=== Task to complete ===
Say how many lines of the listing below include "icon". Write only that number.

=== Input data ===
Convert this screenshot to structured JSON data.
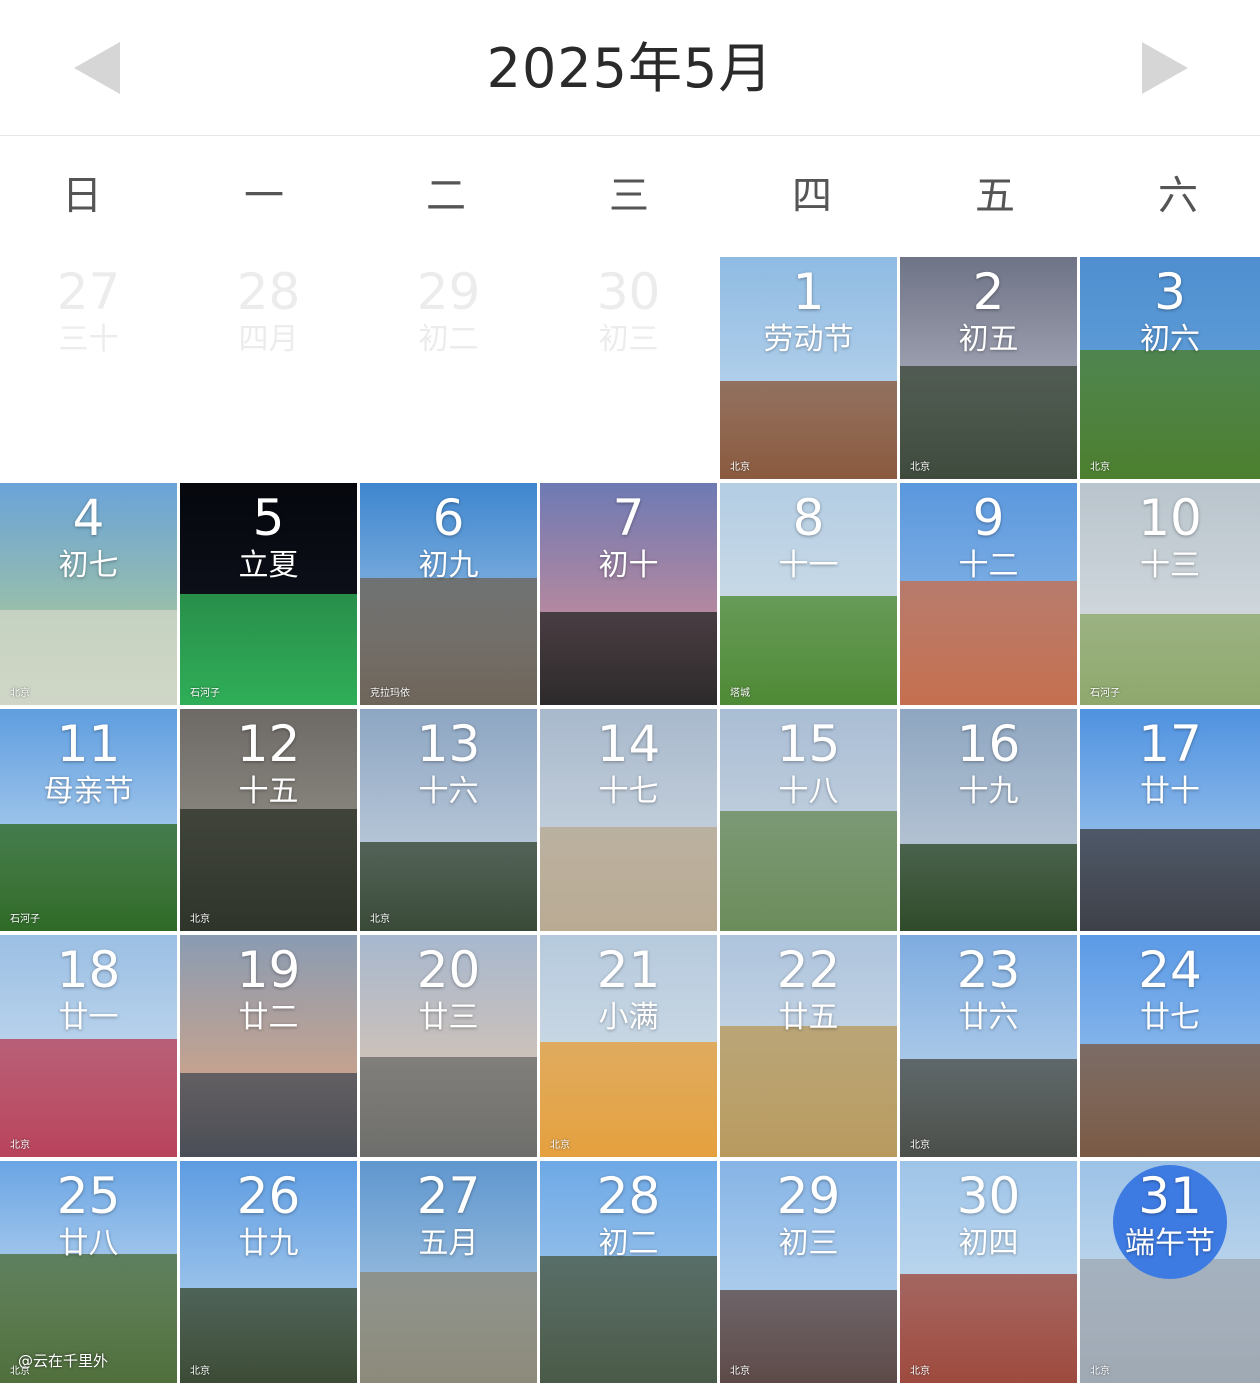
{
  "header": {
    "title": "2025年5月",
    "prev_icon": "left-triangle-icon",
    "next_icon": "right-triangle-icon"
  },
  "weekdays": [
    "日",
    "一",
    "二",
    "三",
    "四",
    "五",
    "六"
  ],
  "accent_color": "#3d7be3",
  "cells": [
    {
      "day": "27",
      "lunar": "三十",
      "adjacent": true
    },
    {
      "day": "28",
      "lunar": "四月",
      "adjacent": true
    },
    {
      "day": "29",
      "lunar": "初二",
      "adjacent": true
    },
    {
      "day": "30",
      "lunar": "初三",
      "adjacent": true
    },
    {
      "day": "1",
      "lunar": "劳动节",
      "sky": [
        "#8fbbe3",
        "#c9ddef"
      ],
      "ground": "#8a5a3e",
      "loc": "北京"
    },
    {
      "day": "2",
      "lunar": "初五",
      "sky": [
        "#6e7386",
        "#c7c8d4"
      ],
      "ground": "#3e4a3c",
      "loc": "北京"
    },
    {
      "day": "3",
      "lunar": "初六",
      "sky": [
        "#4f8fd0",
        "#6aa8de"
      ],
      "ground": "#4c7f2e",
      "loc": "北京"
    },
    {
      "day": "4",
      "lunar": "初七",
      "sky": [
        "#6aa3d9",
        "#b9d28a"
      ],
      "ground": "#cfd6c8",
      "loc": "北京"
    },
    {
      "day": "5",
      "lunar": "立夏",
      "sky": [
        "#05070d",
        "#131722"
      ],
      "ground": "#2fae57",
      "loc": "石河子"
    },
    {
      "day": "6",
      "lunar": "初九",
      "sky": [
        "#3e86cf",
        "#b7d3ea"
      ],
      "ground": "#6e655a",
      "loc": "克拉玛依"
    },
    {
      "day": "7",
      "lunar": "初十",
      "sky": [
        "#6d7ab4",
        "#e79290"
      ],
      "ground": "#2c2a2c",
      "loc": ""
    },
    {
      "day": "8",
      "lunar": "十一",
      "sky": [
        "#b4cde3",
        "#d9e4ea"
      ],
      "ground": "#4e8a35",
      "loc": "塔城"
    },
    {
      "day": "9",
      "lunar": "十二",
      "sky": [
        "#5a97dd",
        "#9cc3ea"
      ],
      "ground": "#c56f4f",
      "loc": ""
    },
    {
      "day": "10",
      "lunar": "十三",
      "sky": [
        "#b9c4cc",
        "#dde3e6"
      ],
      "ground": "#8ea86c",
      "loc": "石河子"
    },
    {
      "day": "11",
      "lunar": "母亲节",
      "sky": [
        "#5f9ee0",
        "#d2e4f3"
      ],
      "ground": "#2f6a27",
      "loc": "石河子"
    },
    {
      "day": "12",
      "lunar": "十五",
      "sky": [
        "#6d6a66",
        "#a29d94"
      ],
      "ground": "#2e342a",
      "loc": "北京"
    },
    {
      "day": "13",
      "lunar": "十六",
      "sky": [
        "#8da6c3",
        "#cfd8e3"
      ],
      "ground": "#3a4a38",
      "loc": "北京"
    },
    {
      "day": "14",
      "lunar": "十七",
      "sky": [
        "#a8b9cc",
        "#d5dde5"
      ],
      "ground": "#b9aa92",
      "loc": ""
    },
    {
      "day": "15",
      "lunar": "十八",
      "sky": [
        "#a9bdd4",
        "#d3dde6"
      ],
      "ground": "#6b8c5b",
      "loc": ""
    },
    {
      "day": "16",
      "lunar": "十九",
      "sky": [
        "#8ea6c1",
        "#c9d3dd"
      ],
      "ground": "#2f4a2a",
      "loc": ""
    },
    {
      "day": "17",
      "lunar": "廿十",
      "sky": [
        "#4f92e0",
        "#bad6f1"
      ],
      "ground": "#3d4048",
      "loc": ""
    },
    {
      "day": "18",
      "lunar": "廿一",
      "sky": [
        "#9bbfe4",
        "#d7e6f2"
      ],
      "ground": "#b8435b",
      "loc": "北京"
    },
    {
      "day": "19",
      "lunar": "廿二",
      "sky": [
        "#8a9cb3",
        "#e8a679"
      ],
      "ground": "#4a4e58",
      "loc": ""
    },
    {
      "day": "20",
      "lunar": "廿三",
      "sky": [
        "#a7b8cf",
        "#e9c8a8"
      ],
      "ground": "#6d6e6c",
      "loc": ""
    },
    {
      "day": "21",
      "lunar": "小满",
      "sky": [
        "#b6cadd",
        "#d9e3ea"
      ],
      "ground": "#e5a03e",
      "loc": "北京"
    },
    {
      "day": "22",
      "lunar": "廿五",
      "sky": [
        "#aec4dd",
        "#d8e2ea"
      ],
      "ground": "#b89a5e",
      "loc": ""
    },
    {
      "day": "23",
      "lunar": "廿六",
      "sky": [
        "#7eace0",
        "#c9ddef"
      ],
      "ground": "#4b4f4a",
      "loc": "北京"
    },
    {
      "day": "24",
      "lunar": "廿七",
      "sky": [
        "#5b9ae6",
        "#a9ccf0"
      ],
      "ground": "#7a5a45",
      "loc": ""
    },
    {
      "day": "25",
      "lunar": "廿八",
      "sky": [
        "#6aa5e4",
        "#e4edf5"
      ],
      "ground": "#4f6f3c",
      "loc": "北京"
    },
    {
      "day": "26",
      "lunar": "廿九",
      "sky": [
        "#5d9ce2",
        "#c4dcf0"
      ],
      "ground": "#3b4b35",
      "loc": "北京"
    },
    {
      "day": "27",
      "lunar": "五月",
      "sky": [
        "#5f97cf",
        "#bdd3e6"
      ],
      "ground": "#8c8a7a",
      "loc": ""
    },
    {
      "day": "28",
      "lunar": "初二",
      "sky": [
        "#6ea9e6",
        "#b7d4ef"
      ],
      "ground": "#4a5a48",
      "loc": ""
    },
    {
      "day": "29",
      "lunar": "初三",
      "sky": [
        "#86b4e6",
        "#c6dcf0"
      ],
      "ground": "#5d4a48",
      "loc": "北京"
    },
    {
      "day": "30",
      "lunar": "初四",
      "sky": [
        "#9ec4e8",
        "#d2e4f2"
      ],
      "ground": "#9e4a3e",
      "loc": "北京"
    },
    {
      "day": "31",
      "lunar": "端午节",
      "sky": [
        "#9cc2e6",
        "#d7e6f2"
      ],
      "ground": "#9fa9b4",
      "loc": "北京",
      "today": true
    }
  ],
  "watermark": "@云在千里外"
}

=== Result for this task ===
2